● WHAT YOU NEED TO DO
When a line below holds the string "JSON", show that line.

STORED DATA below:

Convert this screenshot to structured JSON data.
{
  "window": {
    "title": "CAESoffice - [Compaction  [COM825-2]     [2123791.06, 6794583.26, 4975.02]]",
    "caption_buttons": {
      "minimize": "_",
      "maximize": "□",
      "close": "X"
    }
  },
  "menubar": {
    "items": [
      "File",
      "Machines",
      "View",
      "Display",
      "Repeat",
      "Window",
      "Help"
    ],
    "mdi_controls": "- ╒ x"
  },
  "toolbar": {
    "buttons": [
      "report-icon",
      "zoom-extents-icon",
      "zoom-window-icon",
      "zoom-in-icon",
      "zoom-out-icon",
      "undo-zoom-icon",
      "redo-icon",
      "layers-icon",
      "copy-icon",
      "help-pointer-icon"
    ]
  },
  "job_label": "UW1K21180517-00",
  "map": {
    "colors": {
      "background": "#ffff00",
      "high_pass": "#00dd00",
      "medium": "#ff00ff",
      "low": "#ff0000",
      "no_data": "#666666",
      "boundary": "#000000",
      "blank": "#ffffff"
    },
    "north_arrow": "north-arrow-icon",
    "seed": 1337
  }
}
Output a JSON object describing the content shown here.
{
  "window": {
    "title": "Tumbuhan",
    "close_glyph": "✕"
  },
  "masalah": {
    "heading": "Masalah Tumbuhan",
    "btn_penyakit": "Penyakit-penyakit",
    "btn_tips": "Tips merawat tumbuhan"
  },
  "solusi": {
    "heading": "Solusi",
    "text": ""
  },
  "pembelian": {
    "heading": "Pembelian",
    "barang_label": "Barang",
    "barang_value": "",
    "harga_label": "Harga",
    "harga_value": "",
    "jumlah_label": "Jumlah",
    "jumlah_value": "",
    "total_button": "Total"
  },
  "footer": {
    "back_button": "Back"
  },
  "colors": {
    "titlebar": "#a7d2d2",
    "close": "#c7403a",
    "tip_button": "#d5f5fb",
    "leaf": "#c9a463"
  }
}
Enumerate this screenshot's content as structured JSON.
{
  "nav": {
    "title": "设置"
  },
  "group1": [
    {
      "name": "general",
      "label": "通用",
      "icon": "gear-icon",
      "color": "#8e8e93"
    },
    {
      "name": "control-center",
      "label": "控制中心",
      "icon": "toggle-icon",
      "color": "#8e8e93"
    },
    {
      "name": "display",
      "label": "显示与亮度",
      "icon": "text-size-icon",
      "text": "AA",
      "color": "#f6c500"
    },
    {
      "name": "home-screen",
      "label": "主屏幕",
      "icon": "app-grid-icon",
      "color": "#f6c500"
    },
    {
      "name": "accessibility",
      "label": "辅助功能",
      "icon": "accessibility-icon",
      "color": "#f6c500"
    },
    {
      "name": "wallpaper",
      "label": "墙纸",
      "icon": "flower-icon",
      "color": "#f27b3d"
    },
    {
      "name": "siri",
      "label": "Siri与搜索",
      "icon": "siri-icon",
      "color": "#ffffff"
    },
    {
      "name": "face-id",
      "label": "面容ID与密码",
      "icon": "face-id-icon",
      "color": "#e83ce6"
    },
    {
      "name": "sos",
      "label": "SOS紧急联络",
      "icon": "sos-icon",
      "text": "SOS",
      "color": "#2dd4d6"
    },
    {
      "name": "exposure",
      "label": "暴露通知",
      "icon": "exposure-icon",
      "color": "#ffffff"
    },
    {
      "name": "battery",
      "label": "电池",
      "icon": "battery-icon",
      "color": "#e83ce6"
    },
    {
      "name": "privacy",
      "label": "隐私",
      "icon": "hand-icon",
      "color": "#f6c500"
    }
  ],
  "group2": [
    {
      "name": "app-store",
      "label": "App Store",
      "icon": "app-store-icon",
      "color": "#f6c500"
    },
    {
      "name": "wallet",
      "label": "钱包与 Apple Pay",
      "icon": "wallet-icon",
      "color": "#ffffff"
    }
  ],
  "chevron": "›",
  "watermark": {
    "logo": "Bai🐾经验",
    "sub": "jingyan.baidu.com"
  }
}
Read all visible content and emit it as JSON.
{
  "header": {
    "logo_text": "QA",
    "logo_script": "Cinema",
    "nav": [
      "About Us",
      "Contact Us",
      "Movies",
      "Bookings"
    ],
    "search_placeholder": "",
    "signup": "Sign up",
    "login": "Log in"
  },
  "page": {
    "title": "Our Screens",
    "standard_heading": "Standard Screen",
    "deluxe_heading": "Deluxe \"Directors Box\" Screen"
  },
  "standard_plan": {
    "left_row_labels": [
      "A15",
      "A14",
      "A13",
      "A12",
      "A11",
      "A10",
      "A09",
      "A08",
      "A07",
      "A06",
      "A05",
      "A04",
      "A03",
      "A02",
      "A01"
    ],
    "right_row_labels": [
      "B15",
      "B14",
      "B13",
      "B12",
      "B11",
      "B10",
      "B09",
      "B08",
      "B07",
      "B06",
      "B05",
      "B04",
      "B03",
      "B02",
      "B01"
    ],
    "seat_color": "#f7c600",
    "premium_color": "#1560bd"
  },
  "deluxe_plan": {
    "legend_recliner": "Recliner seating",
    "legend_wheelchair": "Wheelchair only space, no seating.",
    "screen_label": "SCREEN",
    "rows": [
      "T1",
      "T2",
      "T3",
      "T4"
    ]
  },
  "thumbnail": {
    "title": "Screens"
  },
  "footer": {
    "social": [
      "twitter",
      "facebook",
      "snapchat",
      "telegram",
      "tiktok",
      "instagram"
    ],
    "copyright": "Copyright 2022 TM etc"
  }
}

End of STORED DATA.

● EXERCISE ANSWER
Convert this screenshot to structured JSON data.
Output a JSON object describing the content shown here.
Enumerate this screenshot's content as structured JSON.
Read all visible content and emit it as JSON.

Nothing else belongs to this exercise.